a. Hold off on all further purchases of stocks, even regular automatic purchases such as through a 401(k). Your objective is to earmark such withheld money for the eventual purchase of stocks, awaiting better buying opportunities. This would mean that even if you believe that your allocation to stocks should hover around a fixed percentage, such as 60% of your investments, you might plan to reduce that percent temporarily. However, since it may literally take years before the tool registers buy once again, this strategy may be prove to be too extreme to be effective. Also on the flip side, it should be noted that even if any stock returns aren't particularly noteworthy, they may still be worthwhile if they exceed the returns achieved in either bonds or cash.
b. It may make more sense to merely partially lower the amount of any further purchases that you were already intending to make, such as reducing your regular percentage allocation to stocks in your 401(k) or any other lump sum investment you were planning to make.
c. You could continue to make scheduled purchases as before, unless or until there is a new signal that the overall market has indeed become a reduce/sell, or even eventually, a buy. How would you know if that happened? While I'm still not willing to provide others with direct access to the use of my buy/reduce/hold tool, be assured that such changes will be reported on my web site, or in some cases, sent out as an Alert email to all current subscribers.
d. Rather than cutting your purchases to all stock categories, you could instead switch some or all of your new purchases to stock fund categories that my tool shows have become buys, such as energy funds right now, or at least strong holds, such as emerging Markets.
Of course, similar to a "multiple choice test," none of the above may be your chosen course of action; that is, many may choose to continue to use watchful waiting or just continue their prior planned regular purchases as discussed above.

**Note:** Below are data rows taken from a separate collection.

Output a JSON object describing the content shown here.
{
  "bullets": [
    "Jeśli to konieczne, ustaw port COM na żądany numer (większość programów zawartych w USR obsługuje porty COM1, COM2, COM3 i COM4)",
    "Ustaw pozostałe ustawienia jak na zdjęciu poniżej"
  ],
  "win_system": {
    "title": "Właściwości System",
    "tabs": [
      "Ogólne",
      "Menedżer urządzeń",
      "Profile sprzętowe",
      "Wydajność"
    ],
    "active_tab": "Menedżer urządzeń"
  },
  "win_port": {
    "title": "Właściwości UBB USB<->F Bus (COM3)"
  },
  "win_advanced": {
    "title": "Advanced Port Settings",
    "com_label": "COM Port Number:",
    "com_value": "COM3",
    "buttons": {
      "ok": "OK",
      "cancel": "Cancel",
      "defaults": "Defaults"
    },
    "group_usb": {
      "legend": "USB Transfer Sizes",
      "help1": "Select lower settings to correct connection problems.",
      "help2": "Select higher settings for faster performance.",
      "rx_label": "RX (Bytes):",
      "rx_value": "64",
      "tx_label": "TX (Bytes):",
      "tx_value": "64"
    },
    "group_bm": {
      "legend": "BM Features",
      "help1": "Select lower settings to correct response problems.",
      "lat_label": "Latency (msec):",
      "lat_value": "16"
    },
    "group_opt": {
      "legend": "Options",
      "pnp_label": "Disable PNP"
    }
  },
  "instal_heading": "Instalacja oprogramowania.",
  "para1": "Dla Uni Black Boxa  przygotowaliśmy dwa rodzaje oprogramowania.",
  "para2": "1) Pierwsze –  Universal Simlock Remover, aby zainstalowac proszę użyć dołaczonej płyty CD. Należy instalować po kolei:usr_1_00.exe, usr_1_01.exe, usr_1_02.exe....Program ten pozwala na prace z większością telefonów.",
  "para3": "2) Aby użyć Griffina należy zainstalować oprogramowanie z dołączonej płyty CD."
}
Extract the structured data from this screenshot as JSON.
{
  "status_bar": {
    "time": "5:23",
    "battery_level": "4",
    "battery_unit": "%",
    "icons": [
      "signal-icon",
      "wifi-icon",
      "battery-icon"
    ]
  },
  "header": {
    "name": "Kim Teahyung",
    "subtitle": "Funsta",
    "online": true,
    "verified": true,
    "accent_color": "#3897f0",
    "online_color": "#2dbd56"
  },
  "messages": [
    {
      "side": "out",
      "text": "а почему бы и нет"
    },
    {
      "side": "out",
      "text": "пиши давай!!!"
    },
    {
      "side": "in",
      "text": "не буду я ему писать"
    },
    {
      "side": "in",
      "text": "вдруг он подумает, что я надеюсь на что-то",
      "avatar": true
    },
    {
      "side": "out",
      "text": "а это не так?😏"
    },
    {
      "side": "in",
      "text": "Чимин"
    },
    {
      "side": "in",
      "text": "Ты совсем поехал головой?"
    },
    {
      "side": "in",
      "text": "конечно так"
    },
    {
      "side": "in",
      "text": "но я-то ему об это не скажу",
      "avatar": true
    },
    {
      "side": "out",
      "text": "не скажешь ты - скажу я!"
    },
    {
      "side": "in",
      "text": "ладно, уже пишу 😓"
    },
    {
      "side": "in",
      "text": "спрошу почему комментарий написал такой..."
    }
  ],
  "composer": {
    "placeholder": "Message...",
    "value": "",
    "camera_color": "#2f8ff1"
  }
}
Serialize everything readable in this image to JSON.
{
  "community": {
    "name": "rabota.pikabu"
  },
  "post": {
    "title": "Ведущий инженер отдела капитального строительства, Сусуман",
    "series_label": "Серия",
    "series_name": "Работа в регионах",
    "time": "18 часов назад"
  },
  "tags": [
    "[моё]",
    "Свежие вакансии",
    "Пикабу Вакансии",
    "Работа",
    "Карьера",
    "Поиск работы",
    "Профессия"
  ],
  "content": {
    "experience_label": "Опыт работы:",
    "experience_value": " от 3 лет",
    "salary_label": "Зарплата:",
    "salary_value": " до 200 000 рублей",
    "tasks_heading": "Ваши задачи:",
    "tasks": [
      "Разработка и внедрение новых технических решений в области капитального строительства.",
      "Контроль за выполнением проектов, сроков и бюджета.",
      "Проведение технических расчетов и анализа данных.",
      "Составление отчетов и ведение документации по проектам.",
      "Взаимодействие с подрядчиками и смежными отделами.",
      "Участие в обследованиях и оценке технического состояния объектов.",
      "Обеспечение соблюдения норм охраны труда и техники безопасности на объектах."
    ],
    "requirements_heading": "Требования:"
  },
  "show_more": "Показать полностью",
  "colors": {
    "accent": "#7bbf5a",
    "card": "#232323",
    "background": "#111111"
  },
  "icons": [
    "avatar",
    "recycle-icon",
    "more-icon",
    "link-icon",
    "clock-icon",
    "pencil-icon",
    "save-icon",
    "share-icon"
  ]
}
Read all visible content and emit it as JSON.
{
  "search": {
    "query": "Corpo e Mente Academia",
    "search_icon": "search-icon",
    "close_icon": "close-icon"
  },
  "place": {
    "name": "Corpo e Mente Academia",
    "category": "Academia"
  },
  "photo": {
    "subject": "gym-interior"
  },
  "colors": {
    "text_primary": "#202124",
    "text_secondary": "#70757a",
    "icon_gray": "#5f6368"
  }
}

While I cannot guarantee that any of choices a) through d) will yield improved results, history, both as incorporated into my 2008 tool and as shown since then, would appear to suggest that you will likely wind up better off. On the other hand, I do understand that not everyone will want to manage their stock investments based primarily on how stock funds have for decades reliably acted in the past, but are not always 100% assured of acting like in the future. But that's how I'm proceeding with my own money.